As the German elections near, the EU is gearing up for the fight over the revision of the Works Council Directive.
For German mining, steel and coal workers, co-determination even at the board level has been around since 1951. Worker’s associations credit much of Germany’s economic success with the fact that employees have a say in the executive decisions companies make, arguing that worker representation improves decision making quality.
“Co-determination at the company level … is of the utmost importance for the future of our country,” said social democrat chancellor hopeful Olaf Scholz at an event commemorating the 70 year anniversary of worker’s co-determination in Germany in June 2021.
He added that there was still a lot to do in Germany in that regard, pointing out that the number of employees needed for co-determination to become mandatory must be lowered.
Scholz’s SPD continues to top the polls ahead of Germany’s federal elections on September 26.
His party traditionally understands itself as a worker’s party, meaning that a shift on worker representation issues in German and therefore EU politics may take place.
“Companies’ success is earned by their employees,” says the SPD’s election programme. “That’s why we’re improving their co-determination, ” it continues.
The party aims to implement wide-sweeping reforms to bolster workers’ voices in companies, including equal representation at the board level for all companies of a certain (unspecified, but lower than the status quo) size.
The SPD programme makes further mention of strengthening the European works council as well, as the directive governing them is expected to receive a revision proposal by the European Commission in the coming months.
The conservative CDU has also embraced the issue.
“Without co-determination, it would not have been possible to shape the entire structural change in this socially acceptable way,” said conservative chancellor hopeful Armin Laschet at the event, noting that companies which had workers co-decide tend to be more stable and successful.
The conservatives kept their programme vague on specific steps as to how they would further worker’s co-determination in government, according to an analysis by Kay Meiners and Andreas Molitor at the Hans-Böckler institute.
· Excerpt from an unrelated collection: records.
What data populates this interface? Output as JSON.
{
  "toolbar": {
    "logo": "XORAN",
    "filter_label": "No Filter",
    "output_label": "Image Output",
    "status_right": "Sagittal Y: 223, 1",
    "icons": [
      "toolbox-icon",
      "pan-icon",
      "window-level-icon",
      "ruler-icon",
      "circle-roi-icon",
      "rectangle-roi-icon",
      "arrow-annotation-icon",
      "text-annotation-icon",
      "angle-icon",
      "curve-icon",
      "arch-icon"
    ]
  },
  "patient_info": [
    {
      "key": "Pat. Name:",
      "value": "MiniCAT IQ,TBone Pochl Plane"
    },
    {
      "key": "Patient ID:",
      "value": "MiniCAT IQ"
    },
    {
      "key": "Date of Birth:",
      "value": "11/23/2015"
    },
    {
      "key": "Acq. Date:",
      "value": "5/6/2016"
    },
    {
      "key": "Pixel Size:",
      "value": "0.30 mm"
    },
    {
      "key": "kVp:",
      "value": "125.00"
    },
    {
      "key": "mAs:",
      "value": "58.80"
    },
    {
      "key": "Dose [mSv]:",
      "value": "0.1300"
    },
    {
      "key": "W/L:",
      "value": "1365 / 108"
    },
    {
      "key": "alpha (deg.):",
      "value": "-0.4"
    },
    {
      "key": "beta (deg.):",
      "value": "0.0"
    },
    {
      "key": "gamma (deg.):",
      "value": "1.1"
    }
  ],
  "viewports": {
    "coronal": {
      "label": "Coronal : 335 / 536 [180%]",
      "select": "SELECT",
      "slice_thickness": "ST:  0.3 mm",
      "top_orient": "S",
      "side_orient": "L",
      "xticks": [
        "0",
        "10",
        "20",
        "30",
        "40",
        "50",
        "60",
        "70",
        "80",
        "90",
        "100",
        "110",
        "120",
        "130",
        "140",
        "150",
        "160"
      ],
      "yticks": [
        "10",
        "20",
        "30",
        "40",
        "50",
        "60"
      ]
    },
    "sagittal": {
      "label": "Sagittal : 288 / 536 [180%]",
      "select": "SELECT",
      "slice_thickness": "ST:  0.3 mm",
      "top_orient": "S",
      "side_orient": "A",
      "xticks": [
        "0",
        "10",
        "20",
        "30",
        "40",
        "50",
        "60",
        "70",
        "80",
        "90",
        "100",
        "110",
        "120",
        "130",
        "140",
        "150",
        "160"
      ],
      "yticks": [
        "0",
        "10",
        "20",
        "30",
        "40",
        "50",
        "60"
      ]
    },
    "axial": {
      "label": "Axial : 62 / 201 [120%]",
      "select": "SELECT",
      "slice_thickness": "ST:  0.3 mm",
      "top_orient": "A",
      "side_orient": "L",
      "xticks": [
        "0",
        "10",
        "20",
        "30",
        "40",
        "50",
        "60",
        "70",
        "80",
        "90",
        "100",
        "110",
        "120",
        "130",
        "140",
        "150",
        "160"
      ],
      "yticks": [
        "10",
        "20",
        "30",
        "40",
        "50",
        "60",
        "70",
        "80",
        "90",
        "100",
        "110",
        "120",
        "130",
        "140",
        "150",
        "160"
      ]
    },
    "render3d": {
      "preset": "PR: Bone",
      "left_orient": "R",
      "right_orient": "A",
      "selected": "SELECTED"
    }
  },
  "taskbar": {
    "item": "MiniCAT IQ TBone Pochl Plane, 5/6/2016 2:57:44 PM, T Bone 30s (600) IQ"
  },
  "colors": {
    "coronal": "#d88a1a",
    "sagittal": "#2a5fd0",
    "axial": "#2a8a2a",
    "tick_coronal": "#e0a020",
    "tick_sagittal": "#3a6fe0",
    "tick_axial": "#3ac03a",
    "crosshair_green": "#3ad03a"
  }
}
In Germany’s so-called social market economy and its social partnerships, to be economically right and yet speak up on behalf of workers has always been more socially acceptable than elsewhere.
This is best evidenced by its long history of workers’ board-level representation in spite of decades of conservative government.
The deciding factors
Much of Germany’s ultimate political stance on issues will depend on the coalition that is formed after the elections, which is likely to include the Greens, FDP or Die Linke.
“Regardless of whether it’s a foundation or a Societas Europaea – co-determination must be guaranteed everywhere,” said Beate Müller-Gemmeke, speaking on behalf of the Greens. The Greens want to close legal loopholes that allow companies to circumvent workers’ co-determination by splitting up the firm without formal control arrangements.
The business-friendly liberal FDP, on the other hand, makes no mention of workers’ co-determination in their party programme, Meiners and Molitor found in their analysis.
The leftist Die Linke, meanwhile, aims to close loopholes that corporations utilise to circumvent co-determination rules, they want to criminalise the maltreatment of works councils by executives and for board level workers’ representation to kick in at a company size of 500 employees.
[Edited by Benjamin Fox]